━━━ MATERIAL PROVIDED
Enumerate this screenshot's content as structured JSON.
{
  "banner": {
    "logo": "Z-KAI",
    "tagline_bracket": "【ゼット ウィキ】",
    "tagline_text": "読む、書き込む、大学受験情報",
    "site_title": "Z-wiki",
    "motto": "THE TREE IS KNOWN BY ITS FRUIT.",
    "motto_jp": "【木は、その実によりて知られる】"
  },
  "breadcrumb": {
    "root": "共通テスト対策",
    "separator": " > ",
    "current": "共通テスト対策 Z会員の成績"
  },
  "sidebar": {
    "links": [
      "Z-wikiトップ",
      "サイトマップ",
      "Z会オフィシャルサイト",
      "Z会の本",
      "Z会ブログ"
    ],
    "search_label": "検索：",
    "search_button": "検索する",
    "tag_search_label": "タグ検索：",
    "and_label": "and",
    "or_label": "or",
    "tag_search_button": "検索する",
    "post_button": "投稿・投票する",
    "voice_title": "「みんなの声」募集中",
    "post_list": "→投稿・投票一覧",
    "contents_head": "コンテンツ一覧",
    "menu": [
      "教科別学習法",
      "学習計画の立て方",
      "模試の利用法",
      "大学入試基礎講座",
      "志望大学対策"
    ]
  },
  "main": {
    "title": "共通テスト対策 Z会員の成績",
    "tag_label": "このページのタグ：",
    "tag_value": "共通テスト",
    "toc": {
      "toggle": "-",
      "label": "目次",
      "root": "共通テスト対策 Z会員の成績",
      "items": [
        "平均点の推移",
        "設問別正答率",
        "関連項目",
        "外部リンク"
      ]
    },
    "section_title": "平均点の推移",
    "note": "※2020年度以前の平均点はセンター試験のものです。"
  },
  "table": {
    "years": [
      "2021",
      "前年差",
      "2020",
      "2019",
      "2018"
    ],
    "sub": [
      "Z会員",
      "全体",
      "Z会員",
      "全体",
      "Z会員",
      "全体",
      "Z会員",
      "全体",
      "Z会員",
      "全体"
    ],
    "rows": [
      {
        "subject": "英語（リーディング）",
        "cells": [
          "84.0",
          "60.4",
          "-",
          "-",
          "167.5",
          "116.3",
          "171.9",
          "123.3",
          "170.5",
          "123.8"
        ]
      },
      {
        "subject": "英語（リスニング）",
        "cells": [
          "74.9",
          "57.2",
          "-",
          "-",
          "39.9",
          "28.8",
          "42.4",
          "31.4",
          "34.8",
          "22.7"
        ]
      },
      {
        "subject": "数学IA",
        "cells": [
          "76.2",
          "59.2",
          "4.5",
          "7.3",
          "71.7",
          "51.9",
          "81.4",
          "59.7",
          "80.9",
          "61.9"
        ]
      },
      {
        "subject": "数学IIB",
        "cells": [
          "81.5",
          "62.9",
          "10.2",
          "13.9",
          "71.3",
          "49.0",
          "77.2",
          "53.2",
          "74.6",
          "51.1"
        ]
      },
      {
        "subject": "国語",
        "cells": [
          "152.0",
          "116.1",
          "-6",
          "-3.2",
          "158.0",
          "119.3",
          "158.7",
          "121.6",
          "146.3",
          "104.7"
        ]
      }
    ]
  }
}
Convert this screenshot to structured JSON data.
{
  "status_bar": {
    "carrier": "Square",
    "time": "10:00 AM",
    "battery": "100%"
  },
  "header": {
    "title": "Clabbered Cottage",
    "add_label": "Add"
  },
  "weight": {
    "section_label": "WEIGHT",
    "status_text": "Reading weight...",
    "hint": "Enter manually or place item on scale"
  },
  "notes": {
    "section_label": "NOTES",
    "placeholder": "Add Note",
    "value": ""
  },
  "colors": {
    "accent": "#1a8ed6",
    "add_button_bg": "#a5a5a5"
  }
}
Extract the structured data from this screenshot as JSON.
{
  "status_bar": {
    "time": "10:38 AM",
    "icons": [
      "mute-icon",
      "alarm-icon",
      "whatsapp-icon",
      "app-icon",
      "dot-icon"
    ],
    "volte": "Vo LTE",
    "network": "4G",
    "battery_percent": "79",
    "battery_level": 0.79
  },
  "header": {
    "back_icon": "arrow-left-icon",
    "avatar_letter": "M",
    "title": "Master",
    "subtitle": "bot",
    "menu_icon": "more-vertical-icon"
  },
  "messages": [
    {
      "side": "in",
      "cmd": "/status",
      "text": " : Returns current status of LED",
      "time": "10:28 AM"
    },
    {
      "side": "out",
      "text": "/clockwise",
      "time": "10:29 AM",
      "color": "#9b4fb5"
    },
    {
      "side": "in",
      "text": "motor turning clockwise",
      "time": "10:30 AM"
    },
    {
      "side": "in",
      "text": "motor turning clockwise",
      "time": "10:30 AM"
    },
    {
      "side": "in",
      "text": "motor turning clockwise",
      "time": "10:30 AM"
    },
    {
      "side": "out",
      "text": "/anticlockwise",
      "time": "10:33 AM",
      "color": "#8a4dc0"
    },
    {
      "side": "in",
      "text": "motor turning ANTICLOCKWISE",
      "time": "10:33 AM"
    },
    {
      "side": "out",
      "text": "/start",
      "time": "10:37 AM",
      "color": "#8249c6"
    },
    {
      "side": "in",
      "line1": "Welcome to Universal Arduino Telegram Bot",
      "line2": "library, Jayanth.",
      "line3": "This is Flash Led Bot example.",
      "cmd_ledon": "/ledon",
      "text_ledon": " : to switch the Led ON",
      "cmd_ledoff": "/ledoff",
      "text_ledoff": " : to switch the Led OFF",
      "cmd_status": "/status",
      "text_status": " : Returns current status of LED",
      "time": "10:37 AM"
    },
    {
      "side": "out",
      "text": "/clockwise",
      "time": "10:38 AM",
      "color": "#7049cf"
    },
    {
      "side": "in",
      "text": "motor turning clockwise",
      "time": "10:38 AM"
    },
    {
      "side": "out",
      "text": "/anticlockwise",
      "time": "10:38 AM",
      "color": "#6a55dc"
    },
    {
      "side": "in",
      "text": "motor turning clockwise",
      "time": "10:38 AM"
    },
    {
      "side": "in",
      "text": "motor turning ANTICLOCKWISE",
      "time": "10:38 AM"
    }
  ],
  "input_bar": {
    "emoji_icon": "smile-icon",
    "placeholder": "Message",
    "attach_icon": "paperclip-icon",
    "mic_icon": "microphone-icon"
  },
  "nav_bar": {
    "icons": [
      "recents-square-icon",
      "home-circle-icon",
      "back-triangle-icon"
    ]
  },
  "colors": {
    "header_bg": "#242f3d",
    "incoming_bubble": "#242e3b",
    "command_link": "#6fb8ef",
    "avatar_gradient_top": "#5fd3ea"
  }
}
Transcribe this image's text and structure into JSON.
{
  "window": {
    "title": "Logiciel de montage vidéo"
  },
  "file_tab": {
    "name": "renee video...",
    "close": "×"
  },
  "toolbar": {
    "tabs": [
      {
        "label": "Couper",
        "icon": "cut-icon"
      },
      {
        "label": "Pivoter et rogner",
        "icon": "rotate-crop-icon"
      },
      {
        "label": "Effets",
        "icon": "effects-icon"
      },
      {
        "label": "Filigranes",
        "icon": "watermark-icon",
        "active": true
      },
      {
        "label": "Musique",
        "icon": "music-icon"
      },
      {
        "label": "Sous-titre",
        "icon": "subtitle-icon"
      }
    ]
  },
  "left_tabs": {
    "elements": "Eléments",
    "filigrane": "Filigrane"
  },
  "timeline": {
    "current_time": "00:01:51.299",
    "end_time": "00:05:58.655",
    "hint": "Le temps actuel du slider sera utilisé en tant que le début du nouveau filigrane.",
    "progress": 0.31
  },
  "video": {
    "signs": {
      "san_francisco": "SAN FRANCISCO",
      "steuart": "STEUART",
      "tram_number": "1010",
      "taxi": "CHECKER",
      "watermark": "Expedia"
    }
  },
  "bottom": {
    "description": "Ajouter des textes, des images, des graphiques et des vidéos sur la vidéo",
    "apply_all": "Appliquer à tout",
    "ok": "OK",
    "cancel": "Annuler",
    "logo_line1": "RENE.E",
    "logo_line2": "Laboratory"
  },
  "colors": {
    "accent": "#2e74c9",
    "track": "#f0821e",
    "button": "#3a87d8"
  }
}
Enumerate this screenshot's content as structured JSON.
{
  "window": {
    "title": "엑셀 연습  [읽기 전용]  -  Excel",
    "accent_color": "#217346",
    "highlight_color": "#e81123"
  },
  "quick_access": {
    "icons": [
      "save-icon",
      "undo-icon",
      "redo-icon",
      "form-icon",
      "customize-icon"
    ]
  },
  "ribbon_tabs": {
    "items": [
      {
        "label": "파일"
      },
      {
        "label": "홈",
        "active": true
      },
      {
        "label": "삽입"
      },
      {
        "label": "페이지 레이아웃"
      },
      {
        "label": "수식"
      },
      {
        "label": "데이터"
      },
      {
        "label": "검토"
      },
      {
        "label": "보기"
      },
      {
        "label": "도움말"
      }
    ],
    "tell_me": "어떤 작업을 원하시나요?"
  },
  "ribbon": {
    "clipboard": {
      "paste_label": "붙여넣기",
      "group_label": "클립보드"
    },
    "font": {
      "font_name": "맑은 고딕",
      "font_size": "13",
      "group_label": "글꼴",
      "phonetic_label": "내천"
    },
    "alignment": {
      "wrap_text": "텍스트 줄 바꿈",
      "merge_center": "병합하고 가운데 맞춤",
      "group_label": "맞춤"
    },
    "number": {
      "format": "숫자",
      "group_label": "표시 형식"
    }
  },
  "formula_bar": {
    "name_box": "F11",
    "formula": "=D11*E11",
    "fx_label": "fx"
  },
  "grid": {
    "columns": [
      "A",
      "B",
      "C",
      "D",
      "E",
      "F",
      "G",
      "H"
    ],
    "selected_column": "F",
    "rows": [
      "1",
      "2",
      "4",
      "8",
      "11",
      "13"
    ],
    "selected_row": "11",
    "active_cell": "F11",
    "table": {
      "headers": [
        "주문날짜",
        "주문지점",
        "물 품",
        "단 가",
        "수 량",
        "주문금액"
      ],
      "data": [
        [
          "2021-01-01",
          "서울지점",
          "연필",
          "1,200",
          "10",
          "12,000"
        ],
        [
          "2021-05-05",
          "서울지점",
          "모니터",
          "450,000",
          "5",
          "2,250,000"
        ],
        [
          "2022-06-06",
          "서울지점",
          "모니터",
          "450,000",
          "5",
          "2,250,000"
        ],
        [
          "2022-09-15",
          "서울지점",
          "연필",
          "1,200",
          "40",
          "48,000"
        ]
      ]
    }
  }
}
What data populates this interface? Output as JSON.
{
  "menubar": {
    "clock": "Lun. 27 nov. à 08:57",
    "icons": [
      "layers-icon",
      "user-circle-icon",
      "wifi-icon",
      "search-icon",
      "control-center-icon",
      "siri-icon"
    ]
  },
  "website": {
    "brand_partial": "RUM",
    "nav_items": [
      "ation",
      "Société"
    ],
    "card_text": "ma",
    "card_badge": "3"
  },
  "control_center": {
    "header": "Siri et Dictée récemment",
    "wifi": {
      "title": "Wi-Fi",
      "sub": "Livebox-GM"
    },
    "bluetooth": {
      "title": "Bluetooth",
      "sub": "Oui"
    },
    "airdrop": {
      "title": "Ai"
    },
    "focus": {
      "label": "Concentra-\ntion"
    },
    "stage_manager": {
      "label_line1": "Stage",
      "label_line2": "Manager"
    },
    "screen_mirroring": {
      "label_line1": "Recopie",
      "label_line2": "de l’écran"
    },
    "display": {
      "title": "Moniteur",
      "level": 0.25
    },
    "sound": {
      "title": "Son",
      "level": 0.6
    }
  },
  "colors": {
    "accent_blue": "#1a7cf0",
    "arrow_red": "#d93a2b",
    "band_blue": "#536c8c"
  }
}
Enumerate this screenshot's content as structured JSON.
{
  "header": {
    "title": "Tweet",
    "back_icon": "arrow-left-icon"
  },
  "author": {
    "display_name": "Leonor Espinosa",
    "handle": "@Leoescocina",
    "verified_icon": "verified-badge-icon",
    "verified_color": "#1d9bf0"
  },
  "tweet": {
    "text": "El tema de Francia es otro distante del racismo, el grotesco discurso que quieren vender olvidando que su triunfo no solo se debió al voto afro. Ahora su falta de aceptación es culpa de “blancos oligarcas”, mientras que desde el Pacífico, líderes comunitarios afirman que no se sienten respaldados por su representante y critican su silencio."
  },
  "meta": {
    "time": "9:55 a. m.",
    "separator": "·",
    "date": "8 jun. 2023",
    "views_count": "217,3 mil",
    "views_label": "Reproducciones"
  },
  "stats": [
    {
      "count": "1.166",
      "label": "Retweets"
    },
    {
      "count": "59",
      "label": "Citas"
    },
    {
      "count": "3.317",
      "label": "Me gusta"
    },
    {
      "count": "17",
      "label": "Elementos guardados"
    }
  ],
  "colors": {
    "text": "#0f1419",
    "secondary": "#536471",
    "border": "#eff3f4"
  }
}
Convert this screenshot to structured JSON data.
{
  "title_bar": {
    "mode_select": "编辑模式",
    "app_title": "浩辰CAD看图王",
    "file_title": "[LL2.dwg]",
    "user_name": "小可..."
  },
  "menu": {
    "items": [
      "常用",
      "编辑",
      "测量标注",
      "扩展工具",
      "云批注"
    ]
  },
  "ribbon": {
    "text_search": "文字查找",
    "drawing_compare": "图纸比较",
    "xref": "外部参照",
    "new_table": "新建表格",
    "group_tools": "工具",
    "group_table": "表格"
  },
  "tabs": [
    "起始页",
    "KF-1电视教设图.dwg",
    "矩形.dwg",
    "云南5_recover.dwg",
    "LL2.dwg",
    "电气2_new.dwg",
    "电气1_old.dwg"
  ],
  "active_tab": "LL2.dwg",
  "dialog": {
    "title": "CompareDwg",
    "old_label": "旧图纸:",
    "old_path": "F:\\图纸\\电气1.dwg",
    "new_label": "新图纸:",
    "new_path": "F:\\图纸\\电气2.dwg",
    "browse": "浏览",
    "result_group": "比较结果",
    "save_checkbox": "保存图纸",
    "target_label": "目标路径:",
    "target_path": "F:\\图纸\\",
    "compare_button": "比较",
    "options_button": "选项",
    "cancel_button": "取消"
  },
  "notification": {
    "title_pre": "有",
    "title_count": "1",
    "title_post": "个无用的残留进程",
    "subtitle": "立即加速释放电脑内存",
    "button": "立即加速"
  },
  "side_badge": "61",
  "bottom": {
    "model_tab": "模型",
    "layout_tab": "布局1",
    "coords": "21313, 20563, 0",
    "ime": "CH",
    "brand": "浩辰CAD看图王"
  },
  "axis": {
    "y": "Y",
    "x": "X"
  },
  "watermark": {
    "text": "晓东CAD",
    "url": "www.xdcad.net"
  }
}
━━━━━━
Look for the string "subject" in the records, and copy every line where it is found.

        "subject": "英語（リーディング）",
        "subject": "英語（リスニング）",
        "subject": "数学IA",
        "subject": "数学IIB",
        "subject": "国語",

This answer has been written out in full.